Entries from a dataset of interfaces:

####################

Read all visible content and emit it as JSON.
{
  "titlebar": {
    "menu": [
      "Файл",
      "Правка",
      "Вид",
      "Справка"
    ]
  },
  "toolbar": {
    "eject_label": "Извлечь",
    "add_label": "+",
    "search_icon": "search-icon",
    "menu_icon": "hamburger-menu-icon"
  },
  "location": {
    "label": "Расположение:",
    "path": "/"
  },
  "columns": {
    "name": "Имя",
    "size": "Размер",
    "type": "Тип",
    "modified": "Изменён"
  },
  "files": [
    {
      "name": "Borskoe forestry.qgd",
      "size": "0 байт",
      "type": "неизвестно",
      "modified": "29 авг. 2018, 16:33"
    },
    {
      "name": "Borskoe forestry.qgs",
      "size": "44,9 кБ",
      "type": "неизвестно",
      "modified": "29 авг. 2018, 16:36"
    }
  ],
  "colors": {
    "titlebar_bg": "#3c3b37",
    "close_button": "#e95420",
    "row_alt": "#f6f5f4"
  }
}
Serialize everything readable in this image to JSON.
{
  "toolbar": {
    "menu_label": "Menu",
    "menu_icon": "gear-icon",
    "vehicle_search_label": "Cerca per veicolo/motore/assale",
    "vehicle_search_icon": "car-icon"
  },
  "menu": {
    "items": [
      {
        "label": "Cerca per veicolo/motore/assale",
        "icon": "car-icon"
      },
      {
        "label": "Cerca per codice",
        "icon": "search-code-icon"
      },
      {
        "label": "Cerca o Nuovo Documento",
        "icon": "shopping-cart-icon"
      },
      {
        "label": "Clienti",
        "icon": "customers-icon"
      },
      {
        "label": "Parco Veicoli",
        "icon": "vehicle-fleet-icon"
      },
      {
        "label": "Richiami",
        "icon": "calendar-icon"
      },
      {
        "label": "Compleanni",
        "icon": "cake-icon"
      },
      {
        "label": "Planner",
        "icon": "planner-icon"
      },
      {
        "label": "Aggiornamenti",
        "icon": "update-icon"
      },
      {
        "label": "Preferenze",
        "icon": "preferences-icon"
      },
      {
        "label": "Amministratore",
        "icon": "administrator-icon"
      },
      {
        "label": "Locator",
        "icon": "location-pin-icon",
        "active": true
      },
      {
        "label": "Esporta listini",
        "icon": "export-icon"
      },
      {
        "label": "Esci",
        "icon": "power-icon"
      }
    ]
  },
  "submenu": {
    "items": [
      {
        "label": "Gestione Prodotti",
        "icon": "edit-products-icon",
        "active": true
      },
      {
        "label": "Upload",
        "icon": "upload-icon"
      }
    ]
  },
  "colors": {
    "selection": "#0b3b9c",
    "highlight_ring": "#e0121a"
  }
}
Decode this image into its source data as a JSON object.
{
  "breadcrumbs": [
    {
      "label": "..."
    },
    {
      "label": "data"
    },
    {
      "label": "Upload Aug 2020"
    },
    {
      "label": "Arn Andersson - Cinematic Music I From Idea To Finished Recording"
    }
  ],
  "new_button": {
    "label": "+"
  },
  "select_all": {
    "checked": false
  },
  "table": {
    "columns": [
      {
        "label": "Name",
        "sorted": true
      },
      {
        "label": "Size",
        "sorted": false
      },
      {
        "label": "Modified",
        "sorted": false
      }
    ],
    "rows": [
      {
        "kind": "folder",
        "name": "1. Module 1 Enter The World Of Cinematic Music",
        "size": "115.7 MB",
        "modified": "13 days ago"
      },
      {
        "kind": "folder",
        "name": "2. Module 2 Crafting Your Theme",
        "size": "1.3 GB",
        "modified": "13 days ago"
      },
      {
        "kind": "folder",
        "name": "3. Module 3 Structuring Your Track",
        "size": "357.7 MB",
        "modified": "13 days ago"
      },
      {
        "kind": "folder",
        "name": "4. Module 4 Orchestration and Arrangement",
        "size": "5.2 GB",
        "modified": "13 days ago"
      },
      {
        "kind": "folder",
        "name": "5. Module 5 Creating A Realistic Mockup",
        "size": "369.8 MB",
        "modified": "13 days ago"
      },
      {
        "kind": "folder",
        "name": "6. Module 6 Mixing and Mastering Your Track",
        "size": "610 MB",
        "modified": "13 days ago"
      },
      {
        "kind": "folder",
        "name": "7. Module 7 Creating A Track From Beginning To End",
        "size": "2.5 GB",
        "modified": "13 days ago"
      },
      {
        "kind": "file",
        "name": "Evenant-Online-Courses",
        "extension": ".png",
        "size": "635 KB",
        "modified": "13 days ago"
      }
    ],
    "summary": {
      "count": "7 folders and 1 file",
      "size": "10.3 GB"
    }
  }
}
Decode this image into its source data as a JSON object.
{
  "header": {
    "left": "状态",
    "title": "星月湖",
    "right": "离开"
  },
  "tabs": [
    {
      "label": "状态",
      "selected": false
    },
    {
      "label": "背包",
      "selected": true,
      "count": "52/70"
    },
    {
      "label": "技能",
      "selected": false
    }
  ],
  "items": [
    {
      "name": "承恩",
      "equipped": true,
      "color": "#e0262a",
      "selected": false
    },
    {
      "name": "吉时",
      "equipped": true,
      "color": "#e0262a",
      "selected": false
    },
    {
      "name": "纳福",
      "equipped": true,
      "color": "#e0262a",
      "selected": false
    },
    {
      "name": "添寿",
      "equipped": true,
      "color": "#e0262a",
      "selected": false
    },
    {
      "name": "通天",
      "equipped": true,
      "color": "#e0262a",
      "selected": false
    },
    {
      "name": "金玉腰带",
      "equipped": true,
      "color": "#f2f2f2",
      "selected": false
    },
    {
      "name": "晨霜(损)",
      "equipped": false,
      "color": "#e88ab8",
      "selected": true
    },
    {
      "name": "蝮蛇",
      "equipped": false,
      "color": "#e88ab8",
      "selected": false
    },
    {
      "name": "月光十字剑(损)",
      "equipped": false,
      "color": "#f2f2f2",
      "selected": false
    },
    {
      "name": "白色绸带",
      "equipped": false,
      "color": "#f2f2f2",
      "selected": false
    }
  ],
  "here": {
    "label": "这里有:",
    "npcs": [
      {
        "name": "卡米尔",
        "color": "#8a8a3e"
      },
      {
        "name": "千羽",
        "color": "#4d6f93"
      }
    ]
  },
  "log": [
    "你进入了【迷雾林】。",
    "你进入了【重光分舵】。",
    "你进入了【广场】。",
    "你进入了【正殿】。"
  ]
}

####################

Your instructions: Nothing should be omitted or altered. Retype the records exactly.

Answer section:
Read all visible content and emit it as JSON.
{
  "titlebar": {
    "menu": [
      "Файл",
      "Правка",
      "Вид",
      "Справка"
    ]
  },
  "toolbar": {
    "eject_label": "Извлечь",
    "add_label": "+",
    "search_icon": "search-icon",
    "menu_icon": "hamburger-menu-icon"
  },
  "location": {
    "label": "Расположение:",
    "path": "/"
  },
  "columns": {
    "name": "Имя",
    "size": "Размер",
    "type": "Тип",
    "modified": "Изменён"
  },
  "files": [
    {
      "name": "Borskoe forestry.qgd",
      "size": "0 байт",
      "type": "неизвестно",
      "modified": "29 авг. 2018, 16:33"
    },
    {
      "name": "Borskoe forestry.qgs",
      "size": "44,9 кБ",
      "type": "неизвестно",
      "modified": "29 авг. 2018, 16:36"
    }
  ],
  "colors": {
    "titlebar_bg": "#3c3b37",
    "close_button": "#e95420",
    "row_alt": "#f6f5f4"
  }
}
Serialize everything readable in this image to JSON.
{
  "toolbar": {
    "menu_label": "Menu",
    "menu_icon": "gear-icon",
    "vehicle_search_label": "Cerca per veicolo/motore/assale",
    "vehicle_search_icon": "car-icon"
  },
  "menu": {
    "items": [
      {
        "label": "Cerca per veicolo/motore/assale",
        "icon": "car-icon"
      },
      {
        "label": "Cerca per codice",
        "icon": "search-code-icon"
      },
      {
        "label": "Cerca o Nuovo Documento",
        "icon": "shopping-cart-icon"
      },
      {
        "label": "Clienti",
        "icon": "customers-icon"
      },
      {
        "label": "Parco Veicoli",
        "icon": "vehicle-fleet-icon"
      },
      {
        "label": "Richiami",
        "icon": "calendar-icon"
      },
      {
        "label": "Compleanni",
        "icon": "cake-icon"
      },
      {
        "label": "Planner",
        "icon": "planner-icon"
      },
      {
        "label": "Aggiornamenti",
        "icon": "update-icon"
      },
      {
        "label": "Preferenze",
        "icon": "preferences-icon"
      },
      {
        "label": "Amministratore",
        "icon": "administrator-icon"
      },
      {
        "label": "Locator",
        "icon": "location-pin-icon",
        "active": true
      },
      {
        "label": "Esporta listini",
        "icon": "export-icon"
      },
      {
        "label": "Esci",
        "icon": "power-icon"
      }
    ]
  },
  "submenu": {
    "items": [
      {
        "label": "Gestione Prodotti",
        "icon": "edit-products-icon",
        "active": true
      },
      {
        "label": "Upload",
        "icon": "upload-icon"
      }
    ]
  },
  "colors": {
    "selection": "#0b3b9c",
    "highlight_ring": "#e0121a"
  }
}
Decode this image into its source data as a JSON object.
{
  "breadcrumbs": [
    {
      "label": "..."
    },
    {
      "label": "data"
    },
    {
      "label": "Upload Aug 2020"
    },
    {
      "label": "Arn Andersson - Cinematic Music I From Idea To Finished Recording"
    }
  ],
  "new_button": {
    "label": "+"
  },
  "select_all": {
    "checked": false
  },
  "table": {
    "columns": [
      {
        "label": "Name",
        "sorted": true
      },
      {
        "label": "Size",
        "sorted": false
      },
      {
        "label": "Modified",
        "sorted": false
      }
    ],
    "rows": [
      {
        "kind": "folder",
        "name": "1. Module 1 Enter The World Of Cinematic Music",
        "size": "115.7 MB",
        "modified": "13 days ago"
      },
      {
        "kind": "folder",
        "name": "2. Module 2 Crafting Your Theme",
        "size": "1.3 GB",
        "modified": "13 days ago"
      },
      {
        "kind": "folder",
        "name": "3. Module 3 Structuring Your Track",
        "size": "357.7 MB",
        "modified": "13 days ago"
      },
      {
        "kind": "folder",
        "name": "4. Module 4 Orchestration and Arrangement",
        "size": "5.2 GB",
        "modified": "13 days ago"
      },
      {
        "kind": "folder",
        "name": "5. Module 5 Creating A Realistic Mockup",
        "size": "369.8 MB",
        "modified": "13 days ago"
      },
      {
        "kind": "folder",
        "name": "6. Module 6 Mixing and Mastering Your Track",
        "size": "610 MB",
        "modified": "13 days ago"
      },
      {
        "kind": "folder",
        "name": "7. Module 7 Creating A Track From Beginning To End",
        "size": "2.5 GB",
        "modified": "13 days ago"
      },
      {
        "kind": "file",
        "name": "Evenant-Online-Courses",
        "extension": ".png",
        "size": "635 KB",
        "modified": "13 days ago"
      }
    ],
    "summary": {
      "count": "7 folders and 1 file",
      "size": "10.3 GB"
    }
  }
}
Decode this image into its source data as a JSON object.
{
  "header": {
    "left": "状态",
    "title": "星月湖",
    "right": "离开"
  },
  "tabs": [
    {
      "label": "状态",
      "selected": false
    },
    {
      "label": "背包",
      "selected": true,
      "count": "52/70"
    },
    {
      "label": "技能",
      "selected": false
    }
  ],
  "items": [
    {
      "name": "承恩",
      "equipped": true,
      "color": "#e0262a",
      "selected": false
    },
    {
      "name": "吉时",
      "equipped": true,
      "color": "#e0262a",
      "selected": false
    },
    {
      "name": "纳福",
      "equipped": true,
      "color": "#e0262a",
      "selected": false
    },
    {
      "name": "添寿",
      "equipped": true,
      "color": "#e0262a",
      "selected": false
    },
    {
      "name": "通天",
      "equipped": true,
      "color": "#e0262a",
      "selected": false
    },
    {
      "name": "金玉腰带",
      "equipped": true,
      "color": "#f2f2f2",
      "selected": false
    },
    {
      "name": "晨霜(损)",
      "equipped": false,
      "color": "#e88ab8",
      "selected": true
    },
    {
      "name": "蝮蛇",
      "equipped": false,
      "color": "#e88ab8",
      "selected": false
    },
    {
      "name": "月光十字剑(损)",
      "equipped": false,
      "color": "#f2f2f2",
      "selected": false
    },
    {
      "name": "白色绸带",
      "equipped": false,
      "color": "#f2f2f2",
      "selected": false
    }
  ],
  "here": {
    "label": "这里有:",
    "npcs": [
      {
        "name": "卡米尔",
        "color": "#8a8a3e"
      },
      {
        "name": "千羽",
        "color": "#4d6f93"
      }
    ]
  },
  "log": [
    "你进入了【迷雾林】。",
    "你进入了【重光分舵】。",
    "你进入了【广场】。",
    "你进入了【正殿】。"
  ]
}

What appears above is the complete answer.